I had inquired about the possibility of replicating a trip of two years before, when Magnuson and his twin brother, Luke, led me to a memorable morning of spring sheepshead action over limestone outcroppings a few miles northwest of the Weeki Wachee River.
These rocks, along with others spread throughout waters in Pasco and Hernando counties, host hordes of sheepshead for annual spawning conventions from January to early April.
When this week's little cold spell put the black and white "convict" fish back on my mental radar, I thought I'd bend a rod on the tail end of coastal rock season.
Alas, it was not to be. As Magnuson explained, a mild winter and warm water temperatures curtailed the sheepshead's migration to their limestone love shack.
"We've caught a few decent ones out there, but nothing like we usually do," he said.
Fortunately, sheepshead inhabit local waters year-round, so finding the fish is simply a matter of looking closer to shore.
"There's a lot of sheepshead on the flats and around oyster bars," Magnuson said. "I'd look around the mouth of the Weeki River where it comes out at Bayport."
Wherever sheepshead roam, shrimp is the hands-down favorite. But the tasty crustacean's tender design makes it easy picking for the sheepshead's broad front teeth. Made for cracking shells, sheepshead incisors make short work of a shrimp fitted with a single hook under its horn.
For effective sheepshead presentation, pinch off a shrimp's tail fins, insert a hook and thread the shrimp onto the hook shank. Bringing out the hook point about midway into the shrimp's body gives thieving sheepshead less room to munch without risk.
When sheepshead prove particularly crafty, cut shrimp into nuggets just big enough to cover the point of a hook. This forces the fish to commit to a mouthful of metal, and that means better hookups.
Fish sheepshead baits on light wire hooks and small egg sinkers or split shots — just enough weight to hold a bait in place. For a streamlined presentation, replace hooks and weights with a quarter-ounce jig head.
Braided line aids in strike detection and quick response.
When sheepshead gather on coastal rocks, finding one means finding a bunch. Back at their shoreline abode, the fish tend to scatter, so persuading the fish to group up can improve your catches.

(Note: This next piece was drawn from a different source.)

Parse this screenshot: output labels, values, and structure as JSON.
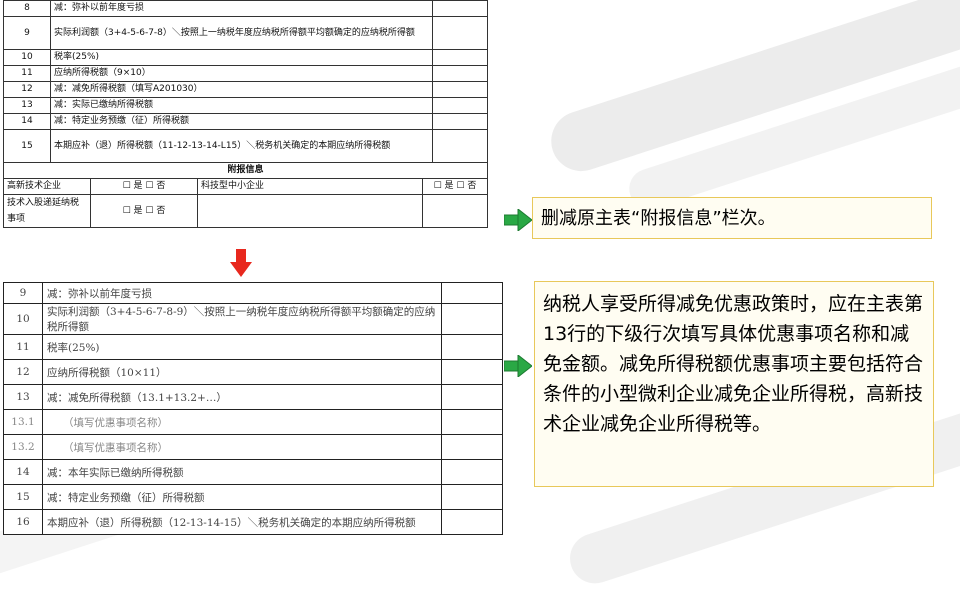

Do this by seeding the water with free samples and appetizing aromas. For starters, chop fresh shrimp into dime-sized bits and spread them around promising spots such as oyster bars and flats adjacent to channels.
Industrious types can up their chumming effort by scraping a few pounds of barnacles from docks and seawalls into a 5-gallon bucket and crushing the shells into a smelly grit.
Toss handfuls of this enticing mash downcurrent of your fishing spot and let the water carry the stimulating scent to the fish.
Oyster shells can complement or replace barnacles, but remove the mollusk meat and use it for sheepshead bait.
Now, the good thing about all the rock reefs dotting North Suncoast waters is that they'll always appeal to somebody. Shelter, forage, ambush points — predators dig such things.
Gag grouper will soon invade the shallow rocks, and locking horns with these beasts in shallow water is nothing short of brutal. Live pilchards or cut mullet dropped on fish finder rigs will tempt plenty of gags, but trolling makes better use of your time.
Unless you already have a honey hole scouted, hopping from rock to rock is the usual routine for finding the grouper bite. Dragging a set of diving plugs not only enables you to investigate a targeted structure, it serves as a good search tool.
As water temperatures continue to rise, cobia will enhance the scene with an attractive blend of incredible fishing ability, tasty fillets and profound gullibility. Keep a bucktail jig or a live bait rig ready for quick pitches. Pinfish are a favorite.
It's not hard to find coastal rock piles — just ask anyone who has ventured out of the marked channels anywhere from Hudson to Homosassa. In deeper water, look for dark shadows and mark the spot on your GPS for return trips.